  • 2016: 25th Place (5 Starts), Best Finish 18th, Best Start 5th, 0 Top-5, 0 Top-10, 1 Lap Led, 11.2 Avg. Start, 21.8 Avg. Finish
  • 2017: 22nd Place (6 Starts), Best Finish 7th, Best Start 2nd, 0 Top-5, 1 Top-10, 5 Laps Led, 11.3 Avg. Start, 12.3 Avg. Finish

Ed Carpenter’s 2017 season was largely one of frustration, both behind the wheel and as a team owner.

While a respectable turnaround in results occurred – Carpenter finished between seventh and 12th in five of his six oval races after a nightmare season of ending 18th or worse in each of his 2016 starts – this is still not what he sets out to strive for in the races he does. Lost opportunities loomed larger than any official result he or the Ed Carpenter Racing team achieved.

Carpenter and new teammate JR Hildebrand, in for the departed Josef Newgarden, dominated preseason testing in Phoenix but Hildebrand could only muster third in the race, Carpenter a season-best seventh. Then at Indianapolis, Carpenter (second) and Hildebrand (sixth) flew the flag for Chevrolet in qualifying and practice pace, but they fell to 11th and 16th on race day owing to a front-wing change and late-race penalty for passing before a restart.

Both drivers got collected in incidents at Texas. Hildebrand qualified and finished a season-best second in Iowa but that result came only after the ECR crew rebuilt his car from a crash in practice. Then Carpenter had a practice crash in Pocono and despite a rapid rebuild, they missed the clock to qualify by mere minutes and were unable to do so. Carpenter’s spin on a slick Gateway track at the start of the race sent him over Will Power’s nose assembly in one of the scarier looking incidents of the year, although fortunately he was OK.

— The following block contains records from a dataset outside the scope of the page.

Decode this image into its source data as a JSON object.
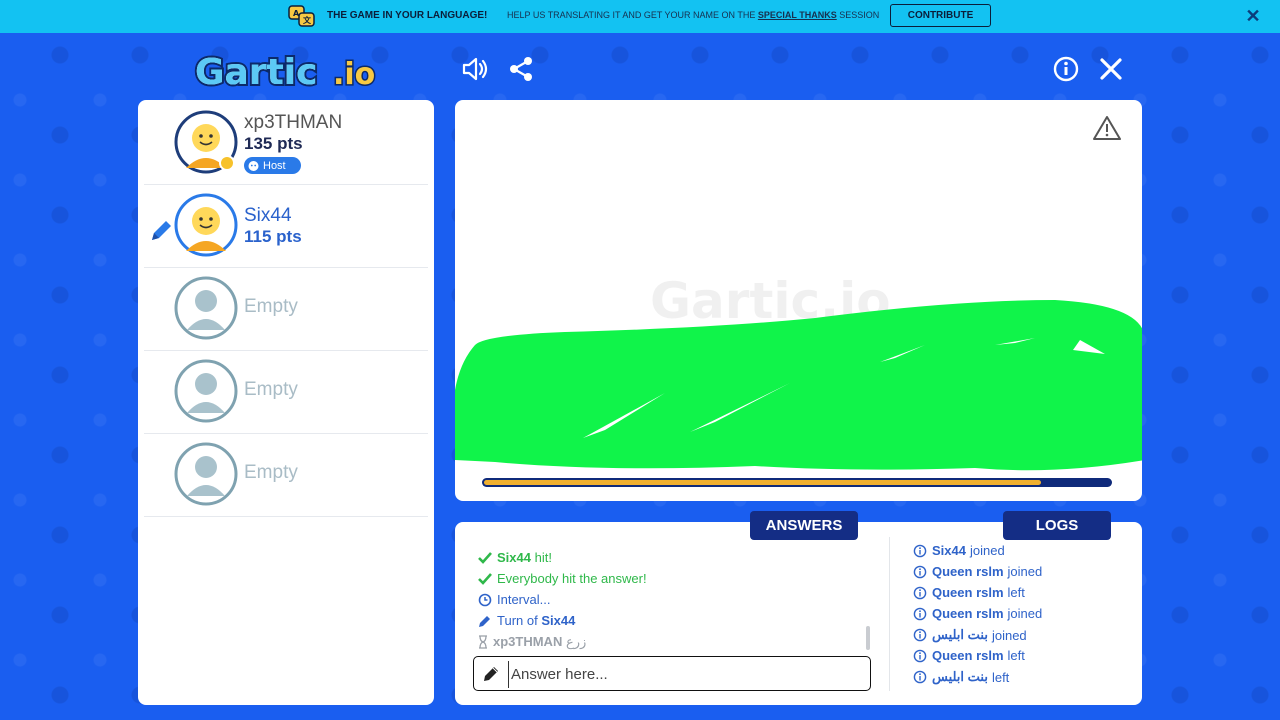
{
  "banner": {
    "headline": "THE GAME IN YOUR LANGUAGE!",
    "sub_prefix": "HELP US TRANSLATING IT AND GET YOUR NAME ON THE ",
    "sub_link": "SPECIAL THANKS",
    "sub_suffix": " SESSION",
    "contribute_label": "CONTRIBUTE",
    "close_label": "✕"
  },
  "header": {
    "logo_text": "Gartic.io",
    "icons": [
      "speaker-icon",
      "share-icon",
      "info-icon",
      "close-icon"
    ]
  },
  "players": [
    {
      "name": "xp3THMAN",
      "points": "135 pts",
      "badge": "Host",
      "state": "active"
    },
    {
      "name": "Six44",
      "points": "115 pts",
      "state": "drawing"
    },
    {
      "name": "Empty",
      "points": "",
      "state": "empty"
    },
    {
      "name": "Empty",
      "points": "",
      "state": "empty"
    },
    {
      "name": "Empty",
      "points": "",
      "state": "empty"
    }
  ],
  "canvas": {
    "watermark": "Gartic.io",
    "progress_fraction": 0.89
  },
  "tabs": {
    "answers_label": "ANSWERS",
    "logs_label": "LOGS"
  },
  "answers": [
    {
      "icon": "check-icon",
      "pre": "",
      "name": "Six44",
      "post": " hit!",
      "color": "#2fb84a"
    },
    {
      "icon": "check-icon",
      "pre": "Everybody hit the answer!",
      "name": "",
      "post": "",
      "color": "#2fb84a"
    },
    {
      "icon": "clock-icon",
      "pre": "Interval...",
      "name": "",
      "post": "",
      "color": "#2f63c9"
    },
    {
      "icon": "pencil-icon",
      "pre": "Turn of ",
      "name": "Six44",
      "post": "",
      "color": "#2f63c9"
    },
    {
      "icon": "hourglass-icon",
      "pre": "",
      "name": "xp3THMAN",
      "post": " زرع",
      "color": "#9aa0a8"
    }
  ],
  "logs": [
    {
      "name": "Six44",
      "action": "joined"
    },
    {
      "name": "Queen rslm",
      "action": "joined"
    },
    {
      "name": "Queen rslm",
      "action": "left"
    },
    {
      "name": "Queen rslm",
      "action": "joined"
    },
    {
      "name": "بنت ابليس",
      "action": "joined"
    },
    {
      "name": "Queen rslm",
      "action": "left"
    },
    {
      "name": "بنت ابليس",
      "action": "left"
    }
  ],
  "answer_input": {
    "placeholder": "Answer here..."
  },
  "colors": {
    "background": "#1a5ef0",
    "banner": "#13c2f2",
    "tab": "#142d85",
    "accent_green": "#2fb84a",
    "accent_blue": "#2f63c9",
    "drawing_green": "#10f44a",
    "progress": "#f0b030"
  }
}
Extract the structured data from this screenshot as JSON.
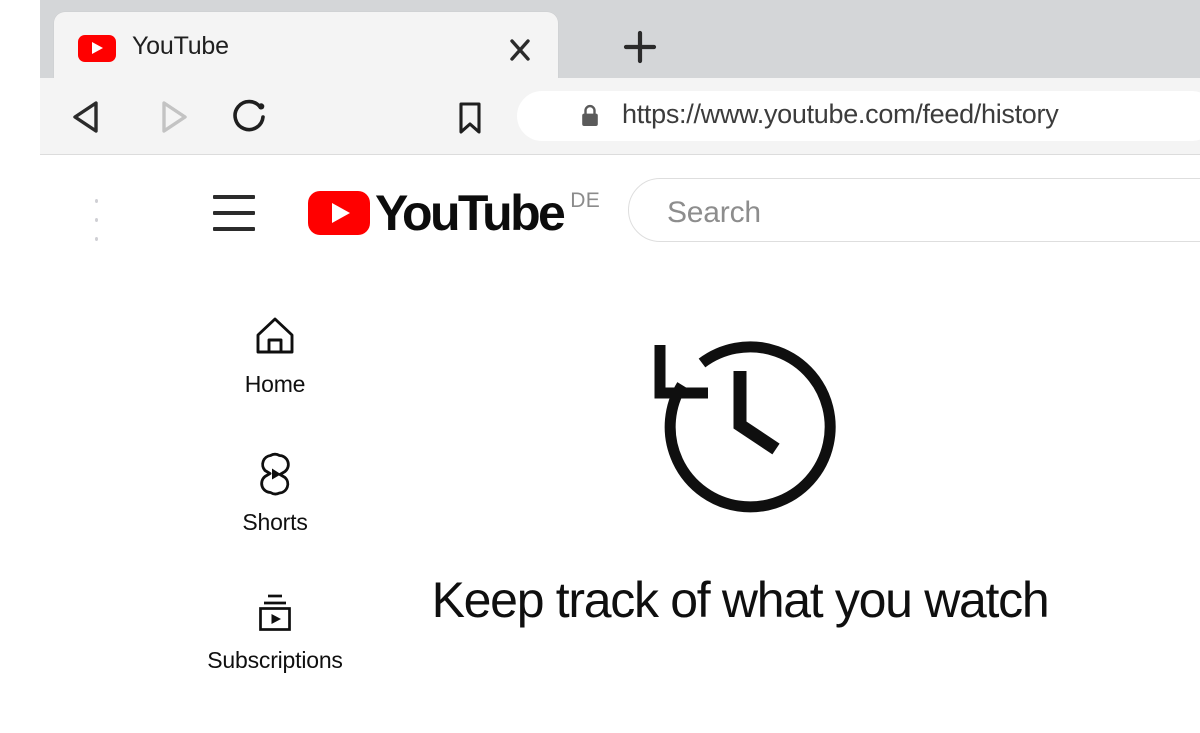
{
  "browser": {
    "tab": {
      "title": "YouTube",
      "favicon": "youtube-favicon",
      "close_icon": "close-icon"
    },
    "new_tab_icon": "plus-icon",
    "toolbar": {
      "back_icon": "back-arrow-icon",
      "forward_icon": "forward-arrow-icon",
      "reload_icon": "reload-icon",
      "bookmark_icon": "bookmark-icon",
      "lock_icon": "lock-icon",
      "url": "https://www.youtube.com/feed/history"
    }
  },
  "youtube": {
    "masthead": {
      "overflow_icon": "vertical-dots-icon",
      "guide_icon": "hamburger-menu-icon",
      "logo_text": "YouTube",
      "logo_mark": "youtube-play-logo",
      "country_code": "DE",
      "search_placeholder": "Search"
    },
    "guide": {
      "items": [
        {
          "label": "Home",
          "icon": "home-icon"
        },
        {
          "label": "Shorts",
          "icon": "shorts-icon"
        },
        {
          "label": "Subscriptions",
          "icon": "subscriptions-icon"
        }
      ]
    },
    "empty_state": {
      "icon": "history-clock-icon",
      "heading": "Keep track of what you watch"
    }
  },
  "colors": {
    "youtube_red": "#ff0000",
    "tabstrip_grey": "#d4d6d8",
    "toolbar_grey": "#f4f4f4",
    "text_primary": "#0f0f0f",
    "text_muted": "#8d8d8d"
  }
}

In a similar refrain as we often write, it’s not that Carpenter’s lost his ability to drive and he remains one of the series’ savviest and smartest people in the paddock. There have been a lot of extenuating circumstances of late, and it almost felt as though this team had “empty nest” components. Since September, Carpenter has had to secure his team’s future with a move away from its Speedway, Ind. shop, line up Spencer Pigot for a full-time drive replacing Hildebrand in the No. 21 car, find a new road/street course driver in the No. 20 car, and manage both driving and owning himself.